(Records drawn from a dataset)
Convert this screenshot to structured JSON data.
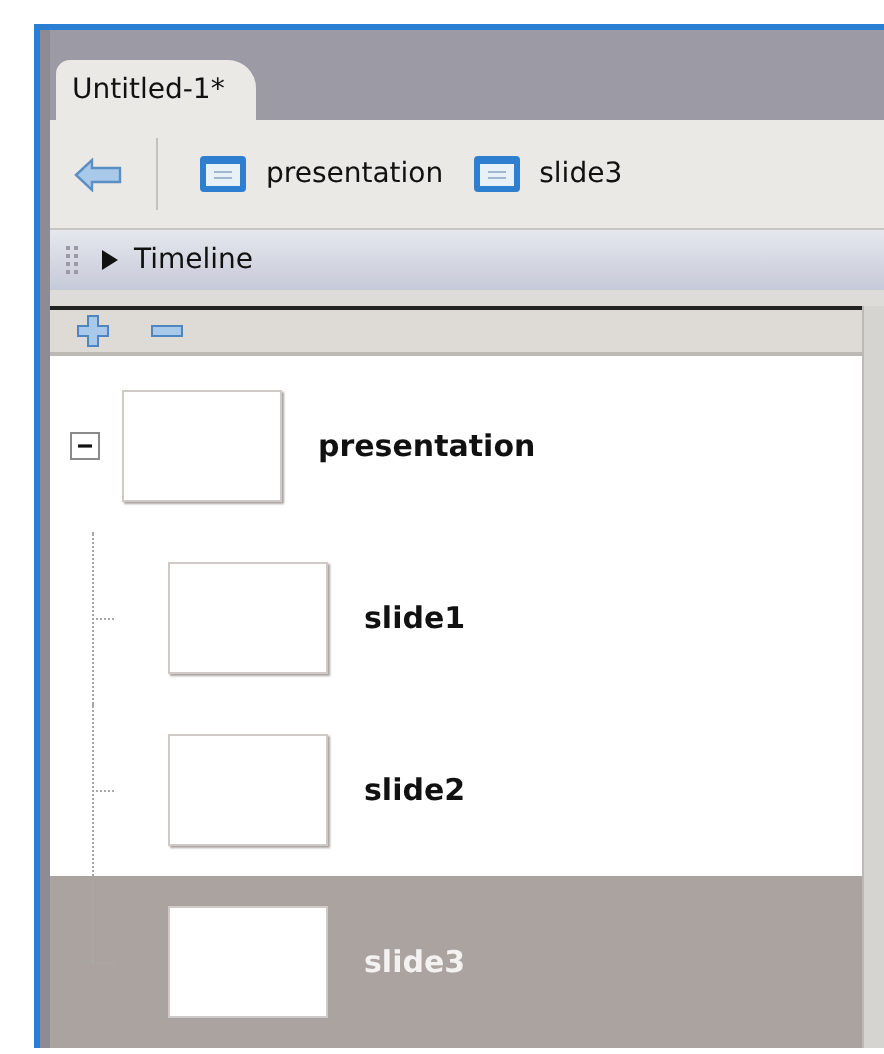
{
  "document_tab": {
    "label": "Untitled-1*",
    "selected": true
  },
  "breadcrumbs": [
    {
      "label": "presentation"
    },
    {
      "label": "slide3"
    }
  ],
  "timeline": {
    "label": "Timeline",
    "expanded": false
  },
  "tree": [
    {
      "label": "presentation",
      "expanded": true,
      "selected": false,
      "children": [
        {
          "label": "slide1",
          "selected": false
        },
        {
          "label": "slide2",
          "selected": false
        },
        {
          "label": "slide3",
          "selected": true
        }
      ]
    }
  ]
}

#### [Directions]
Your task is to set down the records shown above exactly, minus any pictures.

#### [Task answer]
Convert this screenshot to structured JSON data.
{
  "document_tab": {
    "label": "Untitled-1*",
    "selected": true
  },
  "breadcrumbs": [
    {
      "label": "presentation"
    },
    {
      "label": "slide3"
    }
  ],
  "timeline": {
    "label": "Timeline",
    "expanded": false
  },
  "tree": [
    {
      "label": "presentation",
      "expanded": true,
      "selected": false,
      "children": [
        {
          "label": "slide1",
          "selected": false
        },
        {
          "label": "slide2",
          "selected": false
        },
        {
          "label": "slide3",
          "selected": true
        }
      ]
    }
  ]
}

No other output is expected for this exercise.